I have not watched The Event. Nor do I ever plan to. I can’t offer any criticism on the actual show, but I can say that its promo material is a perfect example of how NOT to intrigue your audience.
Here’s just a general tip from a semi-famous novelologist. You don’t hook your audience by telling them they are going to be hooked. You don’t keep people interested by telling them something interesting is happening (or will happen possibly at some point in the future). You don’t tell people that, if they just stick with you long enough, they’ll be rewarded at some point with a few measly plot points and maybe some character development. Because nobody cares. If you don’t keep them interested with an interesting story told in interesting ways than you’re just a gimmick, and people don’t generally like gimmicks. Especially uninspired gimmicks.
I was not a fan of Lost. It’s just not my thing to sit and ponder mysteries that I’ll never get the answer to or that will inevitably lead to endings I probably won’t find worthwhile. But if you put that aside, Lost was a well-executed show. While I might have considered it gimmicky, it wasn’t written nor promoted like that. The show was built on mysteries, on a cult-like devotion to unfolding questions leading to more questions leading to more questions. But the show knew better than to lean on that to keep the viewer interested. Instead, Lost was an adventure into the unknown, a thrilling fight for survival with characters that intrigued the audience.
The Event falls spectacularly short on this front. Even as a mystery, it fails. Though a mystery, Lost could be summarized easily. Some people are stranded on an island. Weird stuff happens. It’s an intriguing premise or at least an easily explained one.
But I defy someone to tell me what The Event is. Heck, even the promos don’t want to tell us. This is not The Event. That is not The Event. Have you ever tried to explain a story to someone by telling them what it’s not about? Good luck on that. The Event is about . . . something mysterious. Terribly mysterious, in fact. But a mystery is not a story. Not by itself.
And then, even more annoying, the show continues to tell us how it will hook us. “If you watch this episode, by the end, you’ll be hooked!”

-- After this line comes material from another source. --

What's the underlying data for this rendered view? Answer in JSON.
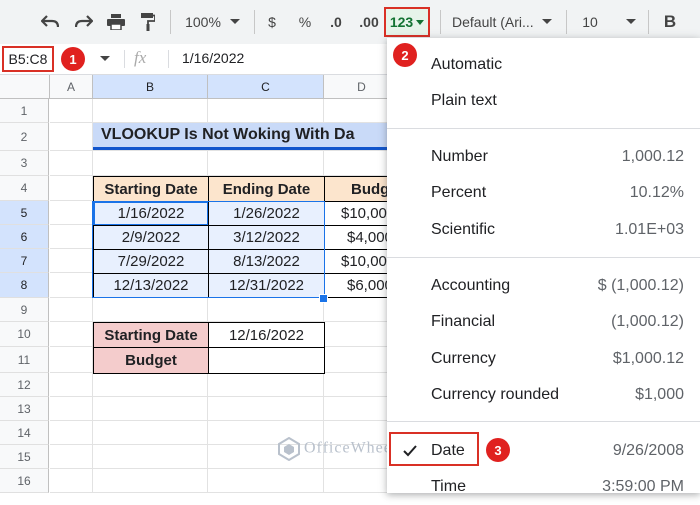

One of the things I’ve learned at my writer’s group is that bad writers expect the audience to sit through a bunch of boring crap. At the DFWWW, we read our work aloud. We’re allowed 15 minutes, but I find 10 works well. If you read something aloud for 10 minutes and your audience is bored, then you’re doing something wrong. Good writers realize this. Bad writers always wish they had another 5 minutes to get to the good parts.
Every part should be the good part. Every scene should help the audience want to move forward. Telling a story isn’t complicated or tricky. What I do, on the surface, is easy. Make some interesting characters. Have something interesting happen to them. Give them a problem to solve. Then have them work on solving that problem. The end. That’s it. And maybe if you’re writing “literature” (i.e. pretentious stuff that is intentionally written awkwardly to make it seem intelligent) then you can get away with breaking that rule. But if you’re writing “genre” (i.e. good stories with a plot that makes sense and offers a satisfying resolution) then you need to just build on the basics.
Who is going to tune into a show, week after week, with absolutely no idea what it’s about? Lost might have been confusing, intentionally so, but they were still given problems to solve and for the most part, they solved them.
Yet The Event is a show so vague, so mysterious that I don’t know why I should give a damn. It’s intentionally confusing, but not in the “How Mysterious” way, but in the “I’m going to make this really hard to follow” way. That’s not good storytelling. That’s clumsy at best, cheating at worst. And it seems to me there’s no better way to annoy and / or anger your audience than to continually taunt them and telling them that they really, really need to watch your show for a long time before they’ll be able to understand any of it.
Maybe that crap flew with Twin Peaks, but even that didn’t last long. Plus, Twin Peaks was at least unique for its time. What’s unique about The Event except that it’s just another overlong mystery told in overlong fashion that takes forever to get anywhere and will inevitably implode from all the plot threads its trying to keep dangling.
I could be wrong. Maybe The Event will be huge. Maybe people will be willing to give it five or eight or eleven episodes to catch their attention. But that seems awfully optimistic in a world with increasing choices of entertainment media.
I would like to plug No Ordinary Family. The first episode showed promise, and unlike The Event a lot actually happened in it. The family gets superpowers. Characters are given moments to shine and develop personal relationships. And they even managed to throw in a brief superfight between a superstrong character and a teleporting villain. It was creative, fun, and everything Heroes should have been if it hadn’t been so jaw-droppingly full of itself. It’s nice to see a show where superpowers aren’t automatically assumed to be negative and where a family can have problems without getting absurdly angsty about it. Thumbs up from this lowly novelologist.
Fighting the good fight, Writing the good write,